#### Exercise objective
What is needed is the number of lines in the data below that include "time", stated by itself.

#### Records shown
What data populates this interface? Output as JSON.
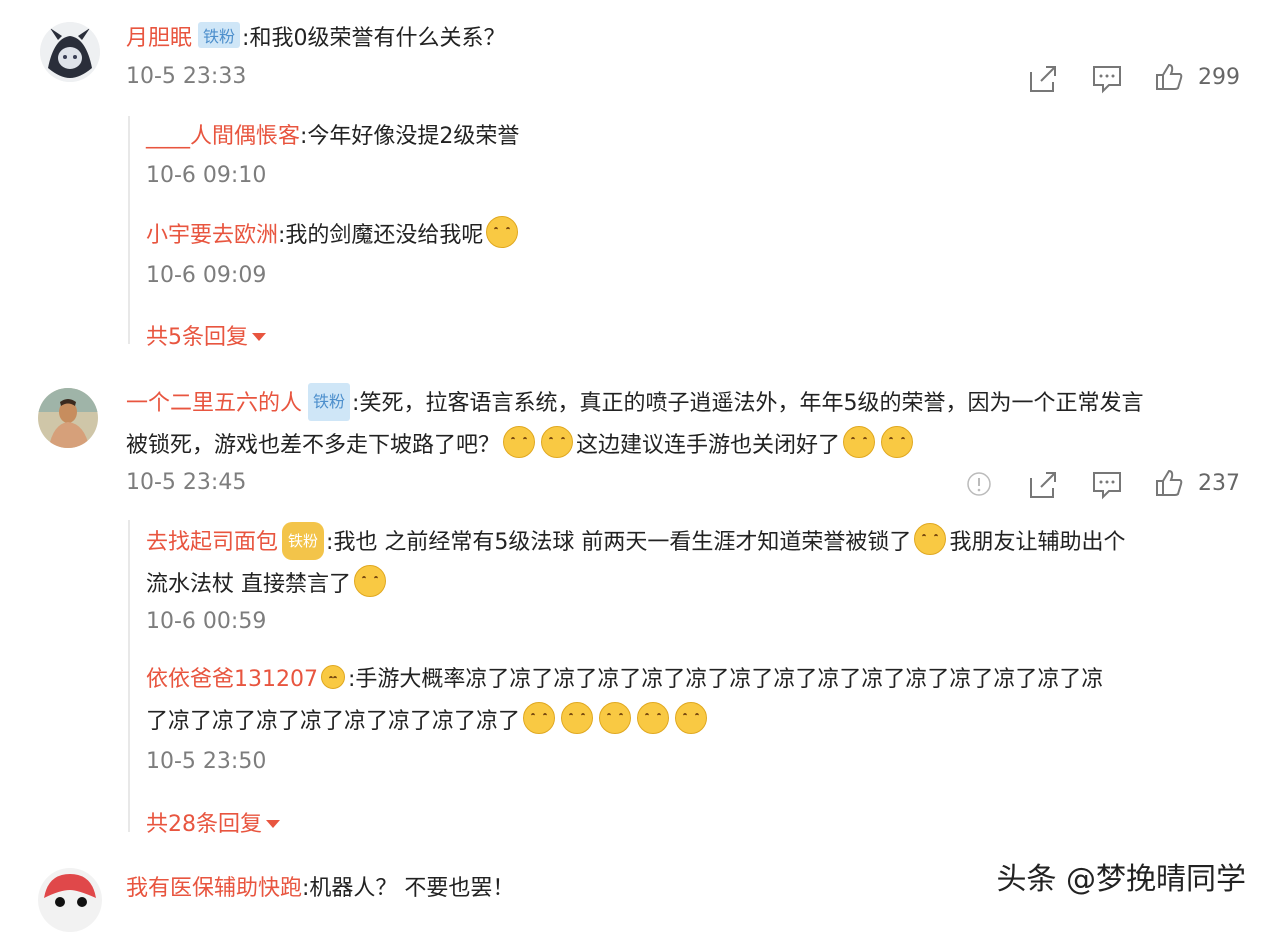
{
  "comments": [
    {
      "user": "月胆眠",
      "badge": "铁粉",
      "text": ":和我0级荣誉有什么关系？",
      "time": "10-5 23:33",
      "likes": "299",
      "replies": [
        {
          "user": "____人間偶悵客",
          "text": ":今年好像没提2级荣誉",
          "time": "10-6 09:10"
        },
        {
          "user": "小宇要去欧洲",
          "text": ":我的剑魔还没给我呢",
          "time": "10-6 09:09"
        }
      ],
      "more": "共5条回复"
    },
    {
      "user": "一个二里五六的人",
      "badge": "铁粉",
      "text_line1": ":笑死，拉客语言系统，真正的喷子逍遥法外，年年5级的荣誉，因为一个正常发言",
      "text_line2_a": "被锁死，游戏也差不多走下坡路了吧？",
      "text_line2_b": "这边建议连手游也关闭好了",
      "time": "10-5 23:45",
      "likes": "237",
      "replies": [
        {
          "user": "去找起司面包",
          "badge": "铁粉",
          "text_line1_a": ":我也 之前经常有5级法球 前两天一看生涯才知道荣誉被锁了",
          "text_line1_b": "我朋友让辅助出个",
          "text_line2": "流水法杖 直接禁言了",
          "time": "10-6 00:59"
        },
        {
          "user": "依依爸爸131207",
          "text_line1": ":手游大概率凉了凉了凉了凉了凉了凉了凉了凉了凉了凉了凉了凉了凉了凉了凉",
          "text_line2": "了凉了凉了凉了凉了凉了凉了凉了凉了",
          "time": "10-5 23:50"
        }
      ],
      "more": "共28条回复"
    },
    {
      "user": "我有医保辅助快跑",
      "text": ":机器人？ 不要也罢！"
    }
  ],
  "watermark": "头条 @梦挽晴同学",
  "icons": [
    "share-icon",
    "comment-icon",
    "like-icon",
    "report-icon"
  ],
  "colors": {
    "username": "#e8553f",
    "badge_bg": "#cfe6f7",
    "badge_text": "#4d8fcc",
    "time": "#7d7d7d"
  }
}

#### Response
7